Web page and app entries
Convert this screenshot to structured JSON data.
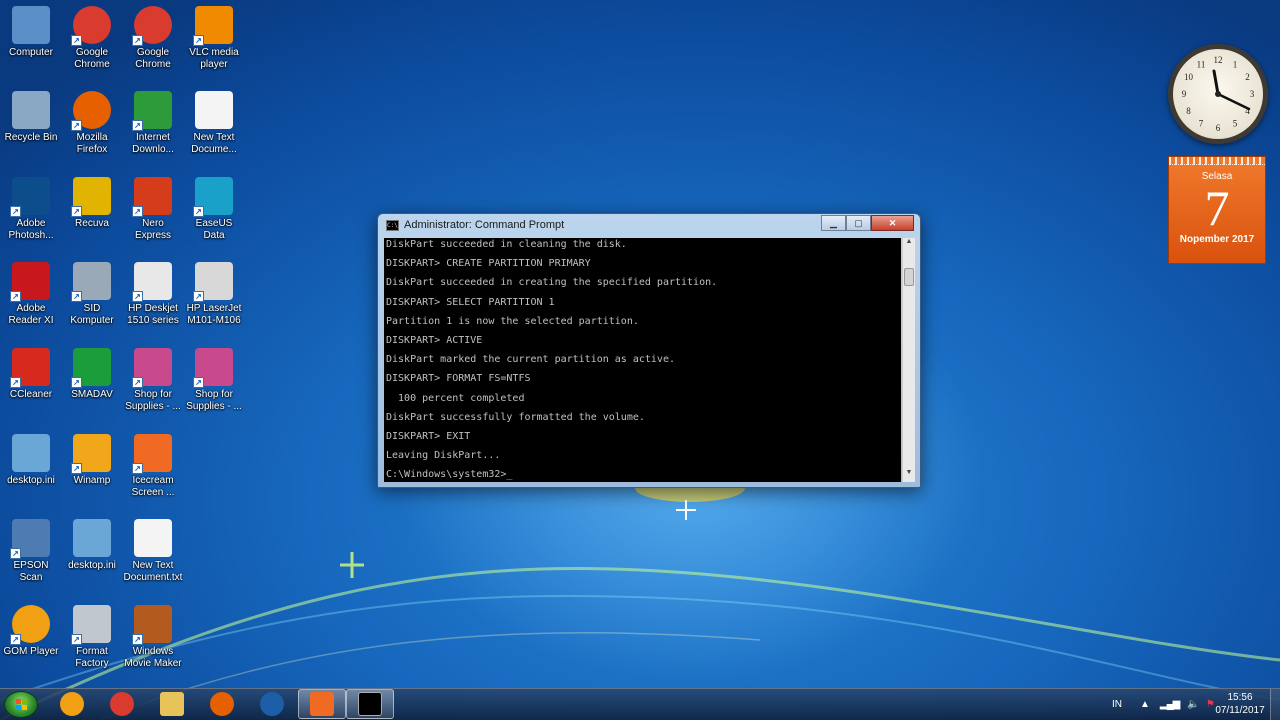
{
  "desktop": {
    "icons": [
      {
        "label": "Computer",
        "icon": "computer-icon",
        "color": "#5b8fc7"
      },
      {
        "label": "Google Chrome",
        "icon": "chrome-icon",
        "color": "#d93b2f"
      },
      {
        "label": "Google Chrome",
        "icon": "chrome-icon",
        "color": "#d93b2f"
      },
      {
        "label": "VLC media player",
        "icon": "vlc-icon",
        "color": "#f08a00"
      },
      {
        "label": "Recycle Bin",
        "icon": "recycle-bin-icon",
        "color": "#8aa7c4"
      },
      {
        "label": "Mozilla Firefox",
        "icon": "firefox-icon",
        "color": "#e66000"
      },
      {
        "label": "Internet Downlo...",
        "icon": "idm-icon",
        "color": "#2d9b3a"
      },
      {
        "label": "New Text Docume...",
        "icon": "text-document-icon",
        "color": "#f4f4f4"
      },
      {
        "label": "Adobe Photosh...",
        "icon": "photoshop-icon",
        "color": "#0c4d8c"
      },
      {
        "label": "Recuva",
        "icon": "recuva-icon",
        "color": "#e0b400"
      },
      {
        "label": "Nero Express",
        "icon": "nero-icon",
        "color": "#d43c1a"
      },
      {
        "label": "EaseUS Data Recovery ...",
        "icon": "easeus-icon",
        "color": "#1aa1c9"
      },
      {
        "label": "Adobe Reader XI",
        "icon": "adobe-reader-icon",
        "color": "#c8181e"
      },
      {
        "label": "SID Komputer",
        "icon": "monitor-icon",
        "color": "#9aa9b8"
      },
      {
        "label": "HP Deskjet 1510 series",
        "icon": "printer-icon",
        "color": "#e8e8e8"
      },
      {
        "label": "HP LaserJet M101-M106",
        "icon": "printer-icon",
        "color": "#d8d8d8"
      },
      {
        "label": "CCleaner",
        "icon": "ccleaner-icon",
        "color": "#d62a1e"
      },
      {
        "label": "SMADAV",
        "icon": "smadav-icon",
        "color": "#1a9d3a"
      },
      {
        "label": "Shop for Supplies - ...",
        "icon": "printer-shop-icon",
        "color": "#c94a8c"
      },
      {
        "label": "Shop for Supplies - ...",
        "icon": "printer-shop-icon",
        "color": "#c94a8c"
      },
      {
        "label": "desktop.ini",
        "icon": "settings-file-icon",
        "color": "#6aa6d6"
      },
      {
        "label": "Winamp",
        "icon": "winamp-icon",
        "color": "#f2a71b"
      },
      {
        "label": "Icecream Screen ...",
        "icon": "icecream-icon",
        "color": "#f06a23"
      },
      {
        "label": "EPSON Scan",
        "icon": "scanner-icon",
        "color": "#4f7bb3"
      },
      {
        "label": "desktop.ini",
        "icon": "settings-file-icon",
        "color": "#6aa6d6"
      },
      {
        "label": "New Text Document.txt",
        "icon": "text-document-icon",
        "color": "#f4f4f4"
      },
      {
        "label": "GOM Player",
        "icon": "gom-player-icon",
        "color": "#f0a012"
      },
      {
        "label": "Format Factory",
        "icon": "format-factory-icon",
        "color": "#c1c7cf"
      },
      {
        "label": "Windows Movie Maker",
        "icon": "movie-maker-icon",
        "color": "#b35b1e"
      }
    ]
  },
  "cmd": {
    "title": "Administrator: Command Prompt",
    "icon": "cmd-icon",
    "lines": [
      "DiskPart succeeded in cleaning the disk.",
      "DISKPART> CREATE PARTITION PRIMARY",
      "DiskPart succeeded in creating the specified partition.",
      "DISKPART> SELECT PARTITION 1",
      "Partition 1 is now the selected partition.",
      "DISKPART> ACTIVE",
      "DiskPart marked the current partition as active.",
      "DISKPART> FORMAT FS=NTFS",
      "  100 percent completed",
      "DiskPart successfully formatted the volume.",
      "DISKPART> EXIT",
      "Leaving DiskPart...",
      "C:\\Windows\\system32>_"
    ]
  },
  "gadgets": {
    "clock": {
      "hour_labels": [
        "12",
        "1",
        "2",
        "3",
        "4",
        "5",
        "6",
        "7",
        "8",
        "9",
        "10",
        "11"
      ]
    },
    "calendar": {
      "day": "Selasa",
      "date": "7",
      "month": "Nopember 2017"
    }
  },
  "taskbar": {
    "items": [
      {
        "name": "taskbar-gom-player",
        "icon": "gom-player-icon",
        "color": "#f0a012",
        "active": false
      },
      {
        "name": "taskbar-chrome",
        "icon": "chrome-icon",
        "color": "#d93b2f",
        "active": false
      },
      {
        "name": "taskbar-explorer",
        "icon": "folder-icon",
        "color": "#e8c35a",
        "active": false
      },
      {
        "name": "taskbar-firefox",
        "icon": "firefox-icon",
        "color": "#e66000",
        "active": false
      },
      {
        "name": "taskbar-media-player",
        "icon": "media-player-icon",
        "color": "#1c5ea8",
        "active": false
      },
      {
        "name": "taskbar-icecream",
        "icon": "icecream-icon",
        "color": "#f06a23",
        "active": true
      },
      {
        "name": "taskbar-cmd",
        "icon": "cmd-icon",
        "color": "#000000",
        "active": true
      }
    ],
    "language": "IN",
    "time": "15:56",
    "date": "07/11/2017"
  }
}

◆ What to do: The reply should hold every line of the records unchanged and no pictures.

◆ Answer for this exercise:
Convert this screenshot to structured JSON data.
{
  "desktop": {
    "icons": [
      {
        "label": "Computer",
        "icon": "computer-icon",
        "color": "#5b8fc7"
      },
      {
        "label": "Google Chrome",
        "icon": "chrome-icon",
        "color": "#d93b2f"
      },
      {
        "label": "Google Chrome",
        "icon": "chrome-icon",
        "color": "#d93b2f"
      },
      {
        "label": "VLC media player",
        "icon": "vlc-icon",
        "color": "#f08a00"
      },
      {
        "label": "Recycle Bin",
        "icon": "recycle-bin-icon",
        "color": "#8aa7c4"
      },
      {
        "label": "Mozilla Firefox",
        "icon": "firefox-icon",
        "color": "#e66000"
      },
      {
        "label": "Internet Downlo...",
        "icon": "idm-icon",
        "color": "#2d9b3a"
      },
      {
        "label": "New Text Docume...",
        "icon": "text-document-icon",
        "color": "#f4f4f4"
      },
      {
        "label": "Adobe Photosh...",
        "icon": "photoshop-icon",
        "color": "#0c4d8c"
      },
      {
        "label": "Recuva",
        "icon": "recuva-icon",
        "color": "#e0b400"
      },
      {
        "label": "Nero Express",
        "icon": "nero-icon",
        "color": "#d43c1a"
      },
      {
        "label": "EaseUS Data Recovery ...",
        "icon": "easeus-icon",
        "color": "#1aa1c9"
      },
      {
        "label": "Adobe Reader XI",
        "icon": "adobe-reader-icon",
        "color": "#c8181e"
      },
      {
        "label": "SID Komputer",
        "icon": "monitor-icon",
        "color": "#9aa9b8"
      },
      {
        "label": "HP Deskjet 1510 series",
        "icon": "printer-icon",
        "color": "#e8e8e8"
      },
      {
        "label": "HP LaserJet M101-M106",
        "icon": "printer-icon",
        "color": "#d8d8d8"
      },
      {
        "label": "CCleaner",
        "icon": "ccleaner-icon",
        "color": "#d62a1e"
      },
      {
        "label": "SMADAV",
        "icon": "smadav-icon",
        "color": "#1a9d3a"
      },
      {
        "label": "Shop for Supplies - ...",
        "icon": "printer-shop-icon",
        "color": "#c94a8c"
      },
      {
        "label": "Shop for Supplies - ...",
        "icon": "printer-shop-icon",
        "color": "#c94a8c"
      },
      {
        "label": "desktop.ini",
        "icon": "settings-file-icon",
        "color": "#6aa6d6"
      },
      {
        "label": "Winamp",
        "icon": "winamp-icon",
        "color": "#f2a71b"
      },
      {
        "label": "Icecream Screen ...",
        "icon": "icecream-icon",
        "color": "#f06a23"
      },
      {
        "label": "EPSON Scan",
        "icon": "scanner-icon",
        "color": "#4f7bb3"
      },
      {
        "label": "desktop.ini",
        "icon": "settings-file-icon",
        "color": "#6aa6d6"
      },
      {
        "label": "New Text Document.txt",
        "icon": "text-document-icon",
        "color": "#f4f4f4"
      },
      {
        "label": "GOM Player",
        "icon": "gom-player-icon",
        "color": "#f0a012"
      },
      {
        "label": "Format Factory",
        "icon": "format-factory-icon",
        "color": "#c1c7cf"
      },
      {
        "label": "Windows Movie Maker",
        "icon": "movie-maker-icon",
        "color": "#b35b1e"
      }
    ]
  },
  "cmd": {
    "title": "Administrator: Command Prompt",
    "icon": "cmd-icon",
    "lines": [
      "DiskPart succeeded in cleaning the disk.",
      "DISKPART> CREATE PARTITION PRIMARY",
      "DiskPart succeeded in creating the specified partition.",
      "DISKPART> SELECT PARTITION 1",
      "Partition 1 is now the selected partition.",
      "DISKPART> ACTIVE",
      "DiskPart marked the current partition as active.",
      "DISKPART> FORMAT FS=NTFS",
      "  100 percent completed",
      "DiskPart successfully formatted the volume.",
      "DISKPART> EXIT",
      "Leaving DiskPart...",
      "C:\\Windows\\system32>_"
    ]
  },
  "gadgets": {
    "clock": {
      "hour_labels": [
        "12",
        "1",
        "2",
        "3",
        "4",
        "5",
        "6",
        "7",
        "8",
        "9",
        "10",
        "11"
      ]
    },
    "calendar": {
      "day": "Selasa",
      "date": "7",
      "month": "Nopember 2017"
    }
  },
  "taskbar": {
    "items": [
      {
        "name": "taskbar-gom-player",
        "icon": "gom-player-icon",
        "color": "#f0a012",
        "active": false
      },
      {
        "name": "taskbar-chrome",
        "icon": "chrome-icon",
        "color": "#d93b2f",
        "active": false
      },
      {
        "name": "taskbar-explorer",
        "icon": "folder-icon",
        "color": "#e8c35a",
        "active": false
      },
      {
        "name": "taskbar-firefox",
        "icon": "firefox-icon",
        "color": "#e66000",
        "active": false
      },
      {
        "name": "taskbar-media-player",
        "icon": "media-player-icon",
        "color": "#1c5ea8",
        "active": false
      },
      {
        "name": "taskbar-icecream",
        "icon": "icecream-icon",
        "color": "#f06a23",
        "active": true
      },
      {
        "name": "taskbar-cmd",
        "icon": "cmd-icon",
        "color": "#000000",
        "active": true
      }
    ],
    "language": "IN",
    "time": "15:56",
    "date": "07/11/2017"
  }
}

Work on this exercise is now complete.